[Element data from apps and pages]
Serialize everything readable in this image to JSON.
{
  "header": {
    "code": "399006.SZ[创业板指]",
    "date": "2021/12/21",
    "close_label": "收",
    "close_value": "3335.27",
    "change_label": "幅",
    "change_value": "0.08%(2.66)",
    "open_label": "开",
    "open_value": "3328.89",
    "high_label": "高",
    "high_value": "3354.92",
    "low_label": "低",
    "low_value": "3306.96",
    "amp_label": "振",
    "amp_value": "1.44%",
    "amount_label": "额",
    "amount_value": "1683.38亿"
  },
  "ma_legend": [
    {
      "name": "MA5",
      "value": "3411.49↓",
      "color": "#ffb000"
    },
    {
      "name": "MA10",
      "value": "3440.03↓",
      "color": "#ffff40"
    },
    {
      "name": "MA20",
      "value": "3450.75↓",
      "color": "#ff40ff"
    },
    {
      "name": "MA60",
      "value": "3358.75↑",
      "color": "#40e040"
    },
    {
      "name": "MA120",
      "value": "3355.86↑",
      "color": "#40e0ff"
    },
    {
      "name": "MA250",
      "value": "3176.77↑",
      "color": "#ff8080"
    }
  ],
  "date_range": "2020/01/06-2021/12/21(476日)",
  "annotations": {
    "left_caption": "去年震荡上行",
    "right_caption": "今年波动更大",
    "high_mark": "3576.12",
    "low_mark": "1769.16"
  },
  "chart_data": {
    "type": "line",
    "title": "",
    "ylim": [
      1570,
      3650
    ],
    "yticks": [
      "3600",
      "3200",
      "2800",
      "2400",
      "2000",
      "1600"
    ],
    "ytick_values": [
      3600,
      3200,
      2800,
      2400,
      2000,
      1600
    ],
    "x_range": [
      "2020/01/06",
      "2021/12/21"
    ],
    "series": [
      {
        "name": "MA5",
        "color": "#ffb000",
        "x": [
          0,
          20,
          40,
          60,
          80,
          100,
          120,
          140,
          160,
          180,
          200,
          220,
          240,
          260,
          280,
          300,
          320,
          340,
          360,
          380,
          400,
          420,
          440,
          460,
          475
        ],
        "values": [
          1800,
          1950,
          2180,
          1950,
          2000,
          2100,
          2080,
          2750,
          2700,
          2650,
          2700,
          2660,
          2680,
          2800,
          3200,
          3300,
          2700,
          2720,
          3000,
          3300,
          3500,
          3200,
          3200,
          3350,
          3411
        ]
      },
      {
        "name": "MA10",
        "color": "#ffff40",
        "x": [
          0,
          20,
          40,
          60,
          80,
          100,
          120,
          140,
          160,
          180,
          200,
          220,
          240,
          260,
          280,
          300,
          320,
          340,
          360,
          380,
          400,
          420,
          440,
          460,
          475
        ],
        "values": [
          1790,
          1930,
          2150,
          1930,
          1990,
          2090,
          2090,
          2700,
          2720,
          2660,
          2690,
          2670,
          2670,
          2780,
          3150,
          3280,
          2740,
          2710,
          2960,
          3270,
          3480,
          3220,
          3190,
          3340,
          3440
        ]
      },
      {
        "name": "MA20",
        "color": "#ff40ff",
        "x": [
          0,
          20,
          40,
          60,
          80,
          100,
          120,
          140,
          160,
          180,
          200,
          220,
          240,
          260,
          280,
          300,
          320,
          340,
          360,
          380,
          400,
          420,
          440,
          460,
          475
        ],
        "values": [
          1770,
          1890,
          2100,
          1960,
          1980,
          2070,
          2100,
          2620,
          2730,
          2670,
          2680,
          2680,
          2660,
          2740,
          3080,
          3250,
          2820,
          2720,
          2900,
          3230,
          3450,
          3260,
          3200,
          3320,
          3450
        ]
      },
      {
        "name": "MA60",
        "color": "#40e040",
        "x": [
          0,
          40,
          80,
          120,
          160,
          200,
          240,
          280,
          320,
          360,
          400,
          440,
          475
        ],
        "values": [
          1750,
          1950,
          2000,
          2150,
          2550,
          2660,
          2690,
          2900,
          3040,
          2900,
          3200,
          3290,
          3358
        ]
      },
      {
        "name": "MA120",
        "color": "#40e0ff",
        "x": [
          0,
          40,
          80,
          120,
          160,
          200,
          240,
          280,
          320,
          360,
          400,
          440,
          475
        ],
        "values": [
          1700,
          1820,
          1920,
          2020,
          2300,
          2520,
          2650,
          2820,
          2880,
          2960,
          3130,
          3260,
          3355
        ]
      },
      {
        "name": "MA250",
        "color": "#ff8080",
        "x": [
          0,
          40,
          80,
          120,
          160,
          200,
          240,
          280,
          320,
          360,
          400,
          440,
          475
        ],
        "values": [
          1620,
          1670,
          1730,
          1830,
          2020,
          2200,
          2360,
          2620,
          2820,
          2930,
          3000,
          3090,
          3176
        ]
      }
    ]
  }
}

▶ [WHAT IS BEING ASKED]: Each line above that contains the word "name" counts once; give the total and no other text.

▶ [TASK ANSWER]: 12